Caption: Picture: Eric Cormack. Poseidon aircraft arrives at kinloss barraks. lord lt seymour munro

THIS year’s significant anniversary of the D-Day landings is to be marked in Findhorn, while major services take place in Normandy and Portsmouth.

Operation Overlord, the Allied Invasion of Europe which led to the defeat of Nazi Germany, started with the major amphibious landings on the coast of Normandy on June 6, 1944, known widely as D-Day.

Troops of 3rd Infantry Division on Queen Red beach, Sword area, around 8.45am, on D-Day. In the foreground are sappers of 84 Field Company Royal Engineers, part of No5 Beach Group, identified by the white bands around their helmets. Behind them, medical orderlies of 8 Field Ambulance, RAMC, can be seen assisting wounded men. In the background commandos of 1st Special Service Brigade can be seen. Picture: http://www.iwm.org.uk/collections/item/object/205193046

One of the first two British Divisions ashore on Sword Beach was the 3rd Division. It had trained around the Moray Firth beaches and in Findhorn Bay between December 1943 and March 1944 together with the warships and landing craft of Force S the Naval Task Force which would take the Division across the Channel.

A commemoration service will be held by the quays in Findhorn, by permission of the Royal Findhorn Yacht Club, to remember this momentous day and all of those who took part in this tremendous endeavour.

There will be participation from the Lieutenancy of Moray, Moray Council, 39 Engineer Regiment, RAF Lossiemouth, the Royal British Legion Scotland (Forres) Branch, Veterans’ associations and many others. The service will start at 11.30am by the quays on Thursday 6 June with everyone welcome to join.

Lord-Lieutenant of Moray, Major General Seymour Monro, said: “I feel it is really important to commemorate this extraordinary day.

“Hundreds of thousands of sailors, soldiers and airmen were involved in deception plans, parachute landings, aircraft attacks, naval bombardments, and the dangerous, deadly business of getting ashore and fighting for a foothold in France whilst the enemy were determined to push them back into the sea. It’s a day to remember.”

Caption: John Cowe. Moray Council full council meeting December 7th. Picture: Daniel Forsyth.

Moray Council’s Civic Leader, Councillor John Cowe, added: “There were so many servicemen from Moray who took part on D-Day including those in the 51st Highland Division who followed on from the 3rd Division.
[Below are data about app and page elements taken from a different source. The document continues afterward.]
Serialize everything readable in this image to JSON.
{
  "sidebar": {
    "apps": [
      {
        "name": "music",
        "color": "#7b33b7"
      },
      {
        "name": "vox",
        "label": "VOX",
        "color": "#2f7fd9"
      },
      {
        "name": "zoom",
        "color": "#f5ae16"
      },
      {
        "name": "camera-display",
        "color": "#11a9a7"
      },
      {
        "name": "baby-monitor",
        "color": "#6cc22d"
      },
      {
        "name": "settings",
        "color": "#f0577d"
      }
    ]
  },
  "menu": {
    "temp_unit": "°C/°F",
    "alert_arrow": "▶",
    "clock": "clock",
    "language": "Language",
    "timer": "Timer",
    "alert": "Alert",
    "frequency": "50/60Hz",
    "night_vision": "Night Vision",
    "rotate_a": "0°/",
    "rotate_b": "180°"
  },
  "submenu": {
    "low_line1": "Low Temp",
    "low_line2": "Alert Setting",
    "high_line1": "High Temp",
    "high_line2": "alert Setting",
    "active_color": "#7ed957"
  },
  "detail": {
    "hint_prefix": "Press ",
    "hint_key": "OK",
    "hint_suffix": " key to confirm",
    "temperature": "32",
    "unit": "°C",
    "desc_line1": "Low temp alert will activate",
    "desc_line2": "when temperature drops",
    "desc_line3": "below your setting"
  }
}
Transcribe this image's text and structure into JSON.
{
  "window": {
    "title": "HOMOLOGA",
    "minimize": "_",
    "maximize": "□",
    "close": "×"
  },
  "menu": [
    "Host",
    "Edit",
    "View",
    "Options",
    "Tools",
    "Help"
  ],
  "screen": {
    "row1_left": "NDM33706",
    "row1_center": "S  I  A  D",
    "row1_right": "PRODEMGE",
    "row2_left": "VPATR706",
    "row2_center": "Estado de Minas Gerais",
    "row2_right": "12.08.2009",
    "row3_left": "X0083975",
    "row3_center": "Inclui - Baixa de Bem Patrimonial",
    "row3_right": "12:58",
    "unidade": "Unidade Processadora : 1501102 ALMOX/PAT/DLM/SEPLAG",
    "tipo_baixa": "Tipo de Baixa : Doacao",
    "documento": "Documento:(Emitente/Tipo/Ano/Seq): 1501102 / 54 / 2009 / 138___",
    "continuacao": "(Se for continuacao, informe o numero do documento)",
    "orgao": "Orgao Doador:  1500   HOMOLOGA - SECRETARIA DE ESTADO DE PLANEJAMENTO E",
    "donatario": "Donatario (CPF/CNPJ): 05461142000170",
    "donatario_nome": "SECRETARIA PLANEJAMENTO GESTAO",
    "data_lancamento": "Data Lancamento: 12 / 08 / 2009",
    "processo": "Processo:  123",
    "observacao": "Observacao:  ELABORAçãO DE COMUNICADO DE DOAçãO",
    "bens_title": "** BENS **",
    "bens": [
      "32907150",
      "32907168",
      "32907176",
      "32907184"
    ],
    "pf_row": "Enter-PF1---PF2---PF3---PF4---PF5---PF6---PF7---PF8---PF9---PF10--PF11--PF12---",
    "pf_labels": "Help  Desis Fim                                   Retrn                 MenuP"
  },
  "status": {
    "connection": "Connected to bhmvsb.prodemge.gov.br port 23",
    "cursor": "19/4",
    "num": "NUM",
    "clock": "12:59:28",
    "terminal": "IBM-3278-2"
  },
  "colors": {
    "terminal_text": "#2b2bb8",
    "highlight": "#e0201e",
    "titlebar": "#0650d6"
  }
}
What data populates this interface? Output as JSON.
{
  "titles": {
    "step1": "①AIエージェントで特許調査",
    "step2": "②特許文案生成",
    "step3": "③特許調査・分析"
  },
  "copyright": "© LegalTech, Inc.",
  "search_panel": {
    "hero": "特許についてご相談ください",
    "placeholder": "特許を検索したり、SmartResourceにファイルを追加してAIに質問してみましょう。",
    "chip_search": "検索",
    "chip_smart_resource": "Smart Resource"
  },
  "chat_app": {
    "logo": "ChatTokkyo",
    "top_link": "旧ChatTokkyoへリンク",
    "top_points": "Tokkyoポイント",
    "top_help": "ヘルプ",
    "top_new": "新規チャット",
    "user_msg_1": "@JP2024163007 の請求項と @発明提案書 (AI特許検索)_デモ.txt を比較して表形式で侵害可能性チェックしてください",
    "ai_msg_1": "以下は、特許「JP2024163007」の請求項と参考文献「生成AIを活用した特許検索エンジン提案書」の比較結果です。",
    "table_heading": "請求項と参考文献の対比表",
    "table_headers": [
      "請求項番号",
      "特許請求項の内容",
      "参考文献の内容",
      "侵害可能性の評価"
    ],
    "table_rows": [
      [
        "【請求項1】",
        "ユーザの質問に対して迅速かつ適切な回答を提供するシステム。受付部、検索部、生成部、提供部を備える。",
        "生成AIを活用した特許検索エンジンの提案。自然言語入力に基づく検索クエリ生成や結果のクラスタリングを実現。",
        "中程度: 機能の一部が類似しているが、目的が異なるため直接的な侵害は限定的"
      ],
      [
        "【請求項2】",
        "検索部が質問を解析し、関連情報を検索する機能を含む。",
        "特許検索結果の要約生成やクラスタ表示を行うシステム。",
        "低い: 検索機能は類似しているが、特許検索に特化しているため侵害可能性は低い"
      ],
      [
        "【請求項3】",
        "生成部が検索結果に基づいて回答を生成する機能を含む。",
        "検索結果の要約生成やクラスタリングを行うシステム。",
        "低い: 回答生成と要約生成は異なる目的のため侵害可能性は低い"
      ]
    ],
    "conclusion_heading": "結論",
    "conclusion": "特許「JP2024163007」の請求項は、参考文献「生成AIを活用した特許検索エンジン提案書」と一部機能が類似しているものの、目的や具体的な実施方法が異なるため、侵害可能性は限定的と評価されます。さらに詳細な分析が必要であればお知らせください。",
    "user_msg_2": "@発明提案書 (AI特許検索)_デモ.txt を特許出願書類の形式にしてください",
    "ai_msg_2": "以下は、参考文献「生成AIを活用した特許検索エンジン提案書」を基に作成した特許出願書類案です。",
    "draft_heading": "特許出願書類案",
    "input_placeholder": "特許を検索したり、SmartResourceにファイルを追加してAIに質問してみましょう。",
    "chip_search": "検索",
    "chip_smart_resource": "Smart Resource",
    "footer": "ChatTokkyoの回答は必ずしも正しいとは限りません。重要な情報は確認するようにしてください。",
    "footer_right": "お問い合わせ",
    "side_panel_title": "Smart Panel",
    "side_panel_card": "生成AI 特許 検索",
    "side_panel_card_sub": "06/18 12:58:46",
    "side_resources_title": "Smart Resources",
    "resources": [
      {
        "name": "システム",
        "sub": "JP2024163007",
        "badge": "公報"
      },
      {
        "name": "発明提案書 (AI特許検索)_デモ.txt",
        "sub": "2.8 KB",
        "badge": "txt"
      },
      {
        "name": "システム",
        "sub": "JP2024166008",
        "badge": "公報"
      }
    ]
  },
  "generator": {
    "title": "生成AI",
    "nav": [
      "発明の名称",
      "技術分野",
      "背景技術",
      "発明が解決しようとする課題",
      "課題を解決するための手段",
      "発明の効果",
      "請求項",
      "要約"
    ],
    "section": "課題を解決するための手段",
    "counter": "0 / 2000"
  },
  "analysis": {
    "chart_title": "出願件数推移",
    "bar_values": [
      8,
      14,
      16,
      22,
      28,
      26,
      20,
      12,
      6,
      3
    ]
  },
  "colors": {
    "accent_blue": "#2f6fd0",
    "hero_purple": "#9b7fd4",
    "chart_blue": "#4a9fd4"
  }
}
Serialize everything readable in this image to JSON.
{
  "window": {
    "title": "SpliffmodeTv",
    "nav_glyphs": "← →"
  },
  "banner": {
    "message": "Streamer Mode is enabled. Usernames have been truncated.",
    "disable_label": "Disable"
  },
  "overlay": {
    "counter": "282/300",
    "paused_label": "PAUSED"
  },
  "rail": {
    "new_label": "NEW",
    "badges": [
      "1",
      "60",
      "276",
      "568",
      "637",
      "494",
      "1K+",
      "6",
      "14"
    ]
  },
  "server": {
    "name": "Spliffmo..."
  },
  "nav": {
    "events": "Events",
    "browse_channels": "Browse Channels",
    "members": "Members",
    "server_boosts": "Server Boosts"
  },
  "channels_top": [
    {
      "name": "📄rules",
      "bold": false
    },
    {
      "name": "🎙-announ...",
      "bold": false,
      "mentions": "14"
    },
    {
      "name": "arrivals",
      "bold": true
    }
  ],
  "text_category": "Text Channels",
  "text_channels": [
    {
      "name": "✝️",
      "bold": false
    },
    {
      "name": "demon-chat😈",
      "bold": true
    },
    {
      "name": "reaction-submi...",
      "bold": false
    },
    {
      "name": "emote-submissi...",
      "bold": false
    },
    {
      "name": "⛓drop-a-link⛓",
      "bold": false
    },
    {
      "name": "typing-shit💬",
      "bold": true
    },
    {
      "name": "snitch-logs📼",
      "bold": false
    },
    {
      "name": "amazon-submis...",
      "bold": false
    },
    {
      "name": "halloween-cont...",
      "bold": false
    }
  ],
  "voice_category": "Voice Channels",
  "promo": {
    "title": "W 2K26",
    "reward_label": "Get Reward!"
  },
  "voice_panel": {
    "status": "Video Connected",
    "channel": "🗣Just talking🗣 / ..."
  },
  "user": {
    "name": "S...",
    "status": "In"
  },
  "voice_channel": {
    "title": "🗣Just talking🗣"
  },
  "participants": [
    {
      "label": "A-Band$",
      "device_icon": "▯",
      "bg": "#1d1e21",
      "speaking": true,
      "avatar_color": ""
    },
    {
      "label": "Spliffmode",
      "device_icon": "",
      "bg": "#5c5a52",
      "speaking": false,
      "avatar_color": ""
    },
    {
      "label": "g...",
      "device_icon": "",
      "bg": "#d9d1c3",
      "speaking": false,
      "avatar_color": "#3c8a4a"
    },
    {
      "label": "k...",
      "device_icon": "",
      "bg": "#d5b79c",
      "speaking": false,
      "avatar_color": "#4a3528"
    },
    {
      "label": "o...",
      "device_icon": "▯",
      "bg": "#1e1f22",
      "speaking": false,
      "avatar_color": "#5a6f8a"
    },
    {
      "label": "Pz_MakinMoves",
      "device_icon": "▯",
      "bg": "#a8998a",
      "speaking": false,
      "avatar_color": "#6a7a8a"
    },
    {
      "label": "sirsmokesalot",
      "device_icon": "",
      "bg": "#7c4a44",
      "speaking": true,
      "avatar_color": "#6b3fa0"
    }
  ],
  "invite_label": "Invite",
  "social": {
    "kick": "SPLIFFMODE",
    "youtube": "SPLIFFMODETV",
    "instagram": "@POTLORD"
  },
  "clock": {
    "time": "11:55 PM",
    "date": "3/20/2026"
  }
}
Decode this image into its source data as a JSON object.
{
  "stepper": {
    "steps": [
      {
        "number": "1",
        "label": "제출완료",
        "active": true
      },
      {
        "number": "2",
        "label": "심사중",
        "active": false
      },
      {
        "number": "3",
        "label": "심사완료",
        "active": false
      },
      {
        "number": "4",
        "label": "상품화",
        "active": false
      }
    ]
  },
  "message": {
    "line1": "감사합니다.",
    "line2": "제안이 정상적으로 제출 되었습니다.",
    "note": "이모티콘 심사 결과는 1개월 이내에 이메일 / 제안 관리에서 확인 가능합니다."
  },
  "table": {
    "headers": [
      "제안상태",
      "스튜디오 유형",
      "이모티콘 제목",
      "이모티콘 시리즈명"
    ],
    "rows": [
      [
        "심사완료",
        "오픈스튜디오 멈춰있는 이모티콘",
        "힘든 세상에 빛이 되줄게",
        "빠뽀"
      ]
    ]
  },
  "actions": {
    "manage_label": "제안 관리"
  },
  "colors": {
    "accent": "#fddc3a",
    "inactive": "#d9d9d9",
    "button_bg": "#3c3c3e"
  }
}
“It is fascinating to learn about the effect on the local people who lived and worked in Moray under severe wartime restrictions to keep invasion plans secret as the 3rd Division carried out their training”.

Further details of the service will be released nearer the time.